Thursday, May 03, 2007
Tribeca Reviews: the fifth batch
The two superduper galas have taken place, they open tomarrow.
Written and directed
by Sam Raimi
Superhero movies are always to some extent absurd. This doesn’t make them bad, per se, It’s just that there are different goals for shoot for and heavy psychological drama isn’t one of them, that’s where this thing fails. A film like this should be intelligent enough not to be a total joke, and concentrate on the animated action sequences. After all, this is a live-action cartoon, and one-note characters are perfectly acceptable.
Yeah, I know, Spider-Man’s angst was one of the comic’s selling points, I read it as a kid just like everyone else. However, the attempt to take it to a more adult level just doesn’t work all that well. Not that it’s BAD, however…
Okay, Peter(Tobey Maguire) and Mary Jane’s(Kirsten Dunst) relationship is beginning to mature a bit, but Petey’s with Harry Osborn(James Franco) is not. In the first big action scene, Harry gratuitously attacks Pete on the way back from MJ’s opening night musical debut, and that’s really good. It’s fast paced and violent, giving Harry a slight case of amnesia and making everyone friends again. So far so good.
Everybody who’s supposed to be back is. Aunt May(Rosemary Harris) and J. Jonah Jameson(J.K. Simmons) return entirely intact, and it gives a homey feeling to it all. Even the introduction of the secondary villain, Flint Marko/Sandman (Thomas Haden Church) is done well. However, it’s the primary villain, Eddie Brock/Venom (Topher Grace), and the romantic polygon over MJ and Gwen Stacy (Bryce Dallas Howard), which make the whole thing stumble a bit.

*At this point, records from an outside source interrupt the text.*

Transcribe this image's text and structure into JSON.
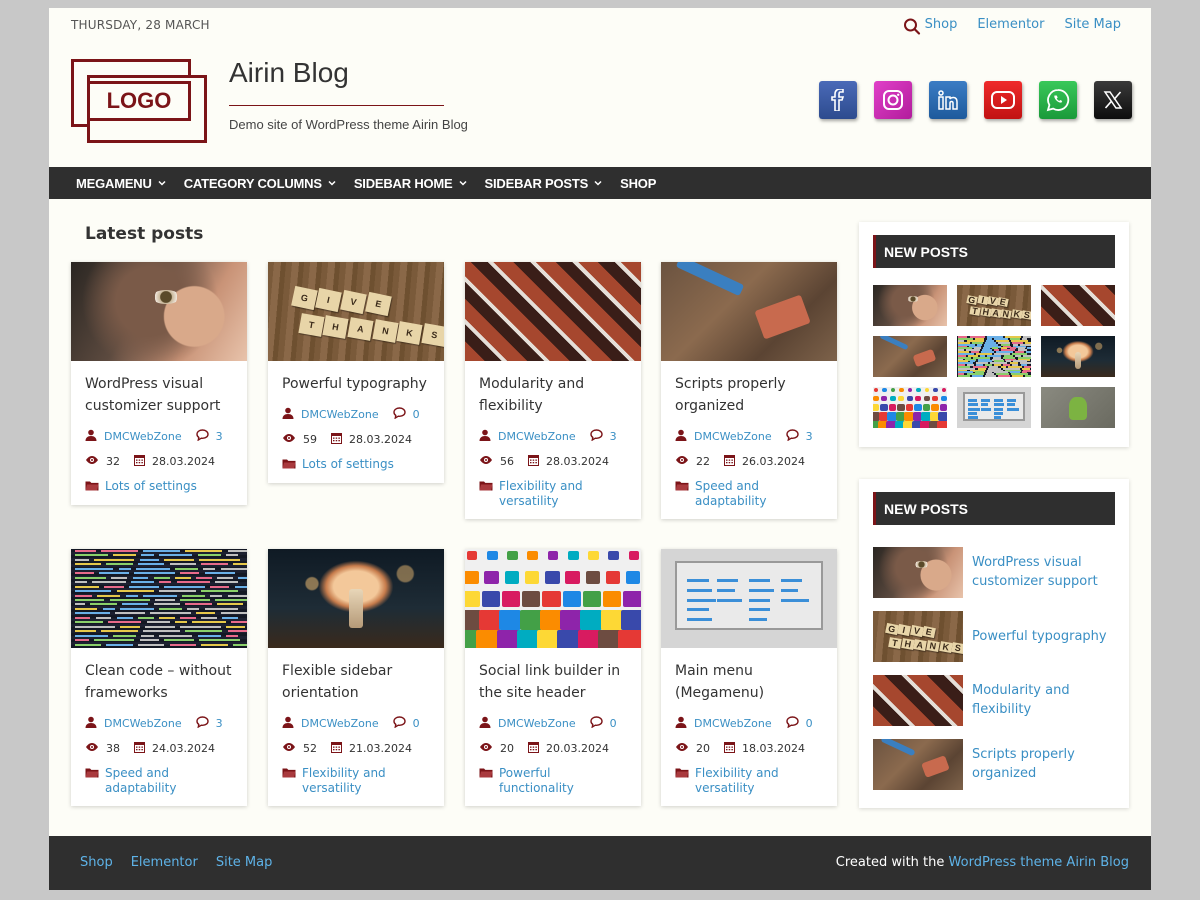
{
  "top_bar": {
    "date": "THURSDAY, 28 MARCH",
    "links": [
      "Shop",
      "Elementor",
      "Site Map"
    ]
  },
  "header": {
    "logo_text": "LOGO",
    "site_title": "Airin Blog",
    "tagline": "Demo site of WordPress theme Airin Blog"
  },
  "socials": [
    {
      "icon": "facebook-icon",
      "color": "#3b5998"
    },
    {
      "icon": "instagram-icon",
      "color": "#c13584"
    },
    {
      "icon": "linkedin-icon",
      "color": "#0e76a8"
    },
    {
      "icon": "youtube-icon",
      "color": "#e52d27"
    },
    {
      "icon": "whatsapp-icon",
      "color": "#25d366"
    },
    {
      "icon": "x-icon",
      "color": "#111111"
    }
  ],
  "nav": {
    "items": [
      "MEGAMENU",
      "CATEGORY COLUMNS",
      "SIDEBAR HOME",
      "SIDEBAR POSTS",
      "SHOP"
    ]
  },
  "main": {
    "heading": "Latest posts",
    "posts": [
      {
        "title": "WordPress visual customizer support",
        "author": "DMCWebZone",
        "comments": "3",
        "views": "32",
        "date": "28.03.2024",
        "category": "Lots of settings",
        "image": "face"
      },
      {
        "title": "Powerful typography",
        "author": "DMCWebZone",
        "comments": "0",
        "views": "59",
        "date": "28.03.2024",
        "category": "Lots of settings",
        "image": "wood"
      },
      {
        "title": "Modularity and flexibility",
        "author": "DMCWebZone",
        "comments": "3",
        "views": "56",
        "date": "28.03.2024",
        "category": "Flexibility and versatility",
        "image": "brick"
      },
      {
        "title": "Scripts properly organized",
        "author": "DMCWebZone",
        "comments": "3",
        "views": "22",
        "date": "26.03.2024",
        "category": "Speed and adaptability",
        "image": "tools"
      },
      {
        "title": "Clean code – without frameworks",
        "author": "DMCWebZone",
        "comments": "3",
        "views": "38",
        "date": "24.03.2024",
        "category": "Speed and adaptability",
        "image": "code"
      },
      {
        "title": "Flexible sidebar orientation",
        "author": "DMCWebZone",
        "comments": "0",
        "views": "52",
        "date": "21.03.2024",
        "category": "Flexibility and versatility",
        "image": "mushroom"
      },
      {
        "title": "Social link builder in the site header",
        "author": "DMCWebZone",
        "comments": "0",
        "views": "20",
        "date": "20.03.2024",
        "category": "Powerful functionality",
        "image": "apps"
      },
      {
        "title": "Main menu (Megamenu)",
        "author": "DMCWebZone",
        "comments": "0",
        "views": "20",
        "date": "18.03.2024",
        "category": "Flexibility and versatility",
        "image": "menu"
      }
    ]
  },
  "sidebar": {
    "grid_widget": {
      "title": "NEW POSTS",
      "images": [
        "face",
        "wood",
        "brick",
        "tools",
        "code",
        "mushroom",
        "apps",
        "menu",
        "android"
      ]
    },
    "list_widget": {
      "title": "NEW POSTS",
      "items": [
        {
          "title": "WordPress visual customizer support",
          "image": "face"
        },
        {
          "title": "Powerful typography",
          "image": "wood"
        },
        {
          "title": "Modularity and flexibility",
          "image": "brick"
        },
        {
          "title": "Scripts properly organized",
          "image": "tools"
        }
      ]
    }
  },
  "footer": {
    "links": [
      "Shop",
      "Elementor",
      "Site Map"
    ],
    "credit_prefix": "Created with the",
    "credit_link": "WordPress theme Airin Blog"
  },
  "colors": {
    "accent": "#7b1418",
    "link": "#3a8fc4",
    "dark_bar": "#2f2f2f",
    "page_bg": "#fdfdf7"
  }
}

Back in the early days of the original comic book, Spider-Man was a cross between “Superman” and “Archie.” Sure, Spidy would fight the likes of Doc Ock and the Kingpin, but when he was in “Clark Kent mode” it was as a slightly geeky Archie Andrews with MJ and Gwen being the equivalent of Betty and Veronica, and Harry taking the Jughead part. As far as it went, it was pure genius, but then Pete went to college and the whole thing began to go down hill. This is kind of what’s happening here as well.
Then comes Venom. Venom was introduced into the comic book by a dues-ex-machina in a Marvel-wide plot arc, and the original black suit wasn’t that popular on Spidy so it got a book of it’s own. The introduction of the suit in the movie is the best they could do, I guess, but the whole thing is kind of lame, and it nearly ruins the film in the middle, when Peter starts acting like John Travolta in “Saturday Night Fever” The musical sequence there stops the film dead in it’s tracks, and it almost doesn’t manage to regain it’s momentum. The final deneument is also lame, especially after the nifty final battle between the bad guys and Spidey.
It’s a huge budget Hollywood comic book blockbuster, you’re going to see it anyway, and I’m not going to try to stop you. So go.
Morons can be very intelligent people. Curtis Hanson, who wrote and directed one of the great movies of all time [LA Confidential], has decided to explore this phenomenon in what might be his weakest film in years.
Huck Cheever (Eric Bana) and Billie Offer (Drew Barrymore) are both very intelligent morons. He is a professional gambler and she a lounge singer. He burns though money like there’s no tomarrow, and she’s got lousy taste in men and knows it.
They meet cute, Huck “saves” Billie from a guy at a party, and despite the fact that her sister Suzanne(Debra Messing) knows our hero very well, she goes with him anyway. They have cute conversation and after they screw, he steals her money. She gets mad, but not that mad. Then Huck tries to get the ten grand to get into the World Series of Poker. He has an offer from a big shot gambler(Charles Martin Smith) in exchange for a 60/40 split [in the other guy’s favor], but he doesn’t want to be beholden to anyone, especially his hated father L.C.(Robert Duvall), who is also a gambler, but relents and then blows it all. Moron. He knows that he should have paid the entry fee immediately, but no. Then there’s a really stupid scene where our hero tries to get the money via a weird bet with another gambler(Horatio Sanz). Billie is back, and how they part is moralistic tripe.
The problem with this film is the writing. The whole thing is based on idiot plotting. Yeah, the acting is good, [Bana’s the weakest of the bunch, and Duval and Barrymore do their shticks with the professionalism that we’ve come to expect] but the characters aren’t well drawn, Hanson’s usually sharp dialogue is rather blunted here, and the world of the film seems emotionless and remote.
This is all the more disappointing because Hansen’s films of the past decade, and this includes “In Her Shoes”, have been wildly entertaining. But mediocre Hanson is better than good almost anyone else…no it isn’t. Bargain matinee or cable material only. Darn! I was sooooooo looking forward to this one…